Please return all of the records verbatim, with the pictures omitted.

[Data about app and page elements]
Content starts

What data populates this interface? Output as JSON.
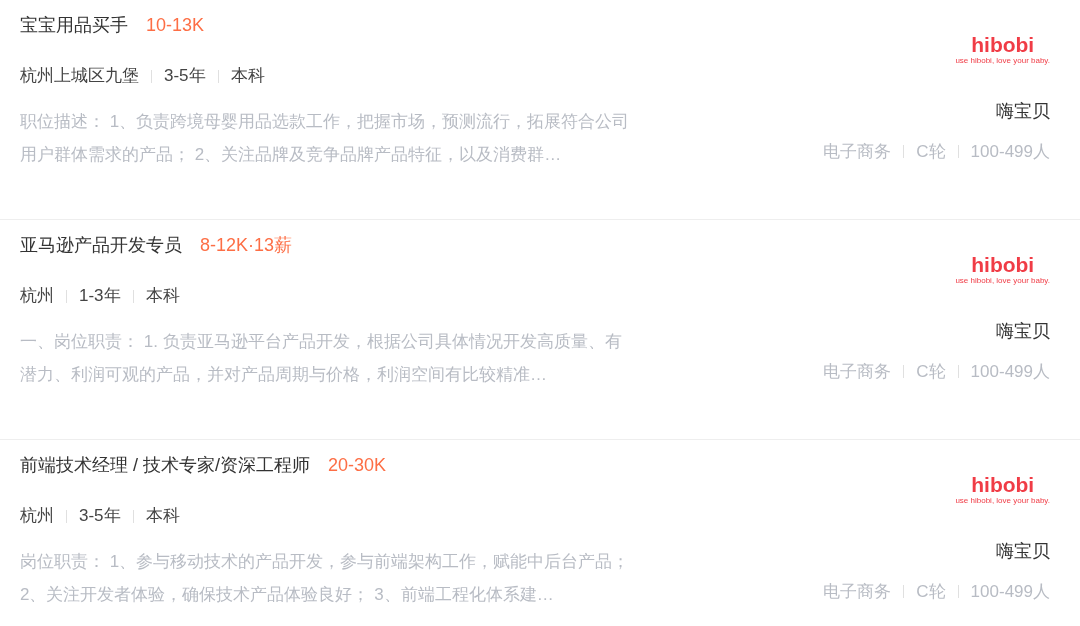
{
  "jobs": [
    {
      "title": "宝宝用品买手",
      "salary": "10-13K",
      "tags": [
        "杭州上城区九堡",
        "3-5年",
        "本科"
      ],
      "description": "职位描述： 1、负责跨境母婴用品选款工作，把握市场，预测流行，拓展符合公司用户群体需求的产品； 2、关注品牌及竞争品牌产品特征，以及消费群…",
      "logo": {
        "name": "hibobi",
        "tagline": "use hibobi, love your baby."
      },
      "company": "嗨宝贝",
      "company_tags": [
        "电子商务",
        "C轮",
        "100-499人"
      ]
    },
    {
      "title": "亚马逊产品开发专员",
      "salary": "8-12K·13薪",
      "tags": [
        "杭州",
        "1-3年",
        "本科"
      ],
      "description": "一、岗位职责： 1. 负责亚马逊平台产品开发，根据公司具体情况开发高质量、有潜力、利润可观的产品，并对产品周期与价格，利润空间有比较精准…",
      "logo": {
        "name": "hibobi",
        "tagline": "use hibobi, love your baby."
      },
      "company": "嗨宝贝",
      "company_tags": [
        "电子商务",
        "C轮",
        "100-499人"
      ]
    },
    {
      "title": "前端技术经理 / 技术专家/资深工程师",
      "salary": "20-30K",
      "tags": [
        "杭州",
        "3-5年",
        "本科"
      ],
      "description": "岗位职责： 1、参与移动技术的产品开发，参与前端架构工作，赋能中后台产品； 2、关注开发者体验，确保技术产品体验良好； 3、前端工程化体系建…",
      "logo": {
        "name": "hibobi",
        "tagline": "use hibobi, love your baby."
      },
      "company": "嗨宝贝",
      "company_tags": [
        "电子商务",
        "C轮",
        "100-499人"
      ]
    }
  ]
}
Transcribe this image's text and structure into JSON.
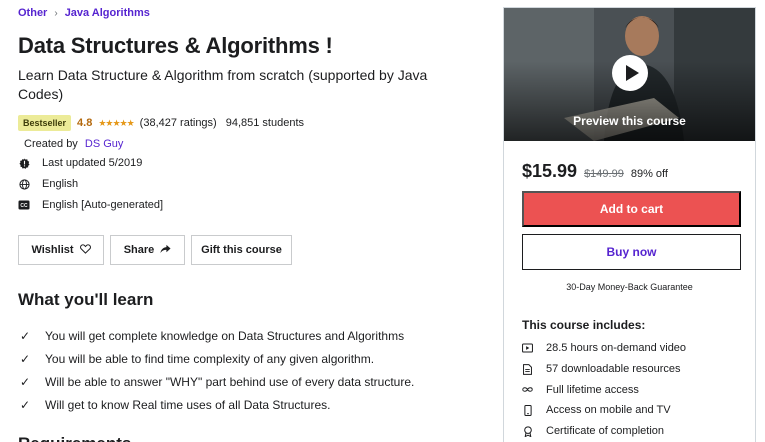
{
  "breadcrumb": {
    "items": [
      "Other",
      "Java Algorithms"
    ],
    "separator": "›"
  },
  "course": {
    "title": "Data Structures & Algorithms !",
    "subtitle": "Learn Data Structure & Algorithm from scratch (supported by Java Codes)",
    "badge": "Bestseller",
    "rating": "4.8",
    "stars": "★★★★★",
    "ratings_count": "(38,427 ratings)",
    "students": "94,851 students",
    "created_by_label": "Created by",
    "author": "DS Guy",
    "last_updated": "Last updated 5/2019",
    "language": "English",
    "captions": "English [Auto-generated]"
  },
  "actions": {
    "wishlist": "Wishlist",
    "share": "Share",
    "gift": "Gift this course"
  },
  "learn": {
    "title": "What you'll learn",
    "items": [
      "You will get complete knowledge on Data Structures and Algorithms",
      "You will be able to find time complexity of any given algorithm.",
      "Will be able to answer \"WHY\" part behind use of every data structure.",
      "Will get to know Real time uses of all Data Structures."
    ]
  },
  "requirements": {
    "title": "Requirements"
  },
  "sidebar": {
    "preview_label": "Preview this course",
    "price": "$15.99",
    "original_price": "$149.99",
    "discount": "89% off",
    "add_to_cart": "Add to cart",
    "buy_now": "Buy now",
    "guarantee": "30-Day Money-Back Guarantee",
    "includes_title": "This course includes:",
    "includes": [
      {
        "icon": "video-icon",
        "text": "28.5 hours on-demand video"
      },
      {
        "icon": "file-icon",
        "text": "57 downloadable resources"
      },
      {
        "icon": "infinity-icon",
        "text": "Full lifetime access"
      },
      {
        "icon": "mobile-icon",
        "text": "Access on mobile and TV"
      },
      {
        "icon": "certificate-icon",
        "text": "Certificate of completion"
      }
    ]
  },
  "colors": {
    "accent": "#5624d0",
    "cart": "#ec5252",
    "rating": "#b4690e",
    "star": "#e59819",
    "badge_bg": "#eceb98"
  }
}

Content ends

→ YOUR SOLUTION:
What data populates this interface? Output as JSON.
{
  "jobs": [
    {
      "title": "宝宝用品买手",
      "salary": "10-13K",
      "tags": [
        "杭州上城区九堡",
        "3-5年",
        "本科"
      ],
      "description": "职位描述： 1、负责跨境母婴用品选款工作，把握市场，预测流行，拓展符合公司用户群体需求的产品； 2、关注品牌及竞争品牌产品特征，以及消费群…",
      "logo": {
        "name": "hibobi",
        "tagline": "use hibobi, love your baby."
      },
      "company": "嗨宝贝",
      "company_tags": [
        "电子商务",
        "C轮",
        "100-499人"
      ]
    },
    {
      "title": "亚马逊产品开发专员",
      "salary": "8-12K·13薪",
      "tags": [
        "杭州",
        "1-3年",
        "本科"
      ],
      "description": "一、岗位职责： 1. 负责亚马逊平台产品开发，根据公司具体情况开发高质量、有潜力、利润可观的产品，并对产品周期与价格，利润空间有比较精准…",
      "logo": {
        "name": "hibobi",
        "tagline": "use hibobi, love your baby."
      },
      "company": "嗨宝贝",
      "company_tags": [
        "电子商务",
        "C轮",
        "100-499人"
      ]
    },
    {
      "title": "前端技术经理 / 技术专家/资深工程师",
      "salary": "20-30K",
      "tags": [
        "杭州",
        "3-5年",
        "本科"
      ],
      "description": "岗位职责： 1、参与移动技术的产品开发，参与前端架构工作，赋能中后台产品； 2、关注开发者体验，确保技术产品体验良好； 3、前端工程化体系建…",
      "logo": {
        "name": "hibobi",
        "tagline": "use hibobi, love your baby."
      },
      "company": "嗨宝贝",
      "company_tags": [
        "电子商务",
        "C轮",
        "100-499人"
      ]
    }
  ]
}
Transcribe this image's text and structure into JSON.
{
  "breadcrumb": {
    "items": [
      "Other",
      "Java Algorithms"
    ],
    "separator": "›"
  },
  "course": {
    "title": "Data Structures & Algorithms !",
    "subtitle": "Learn Data Structure & Algorithm from scratch (supported by Java Codes)",
    "badge": "Bestseller",
    "rating": "4.8",
    "stars": "★★★★★",
    "ratings_count": "(38,427 ratings)",
    "students": "94,851 students",
    "created_by_label": "Created by",
    "author": "DS Guy",
    "last_updated": "Last updated 5/2019",
    "language": "English",
    "captions": "English [Auto-generated]"
  },
  "actions": {
    "wishlist": "Wishlist",
    "share": "Share",
    "gift": "Gift this course"
  },
  "learn": {
    "title": "What you'll learn",
    "items": [
      "You will get complete knowledge on Data Structures and Algorithms",
      "You will be able to find time complexity of any given algorithm.",
      "Will be able to answer \"WHY\" part behind use of every data structure.",
      "Will get to know Real time uses of all Data Structures."
    ]
  },
  "requirements": {
    "title": "Requirements"
  },
  "sidebar": {
    "preview_label": "Preview this course",
    "price": "$15.99",
    "original_price": "$149.99",
    "discount": "89% off",
    "add_to_cart": "Add to cart",
    "buy_now": "Buy now",
    "guarantee": "30-Day Money-Back Guarantee",
    "includes_title": "This course includes:",
    "includes": [
      {
        "icon": "video-icon",
        "text": "28.5 hours on-demand video"
      },
      {
        "icon": "file-icon",
        "text": "57 downloadable resources"
      },
      {
        "icon": "infinity-icon",
        "text": "Full lifetime access"
      },
      {
        "icon": "mobile-icon",
        "text": "Access on mobile and TV"
      },
      {
        "icon": "certificate-icon",
        "text": "Certificate of completion"
      }
    ]
  },
  "colors": {
    "accent": "#5624d0",
    "cart": "#ec5252",
    "rating": "#b4690e",
    "star": "#e59819",
    "badge_bg": "#eceb98"
  }
}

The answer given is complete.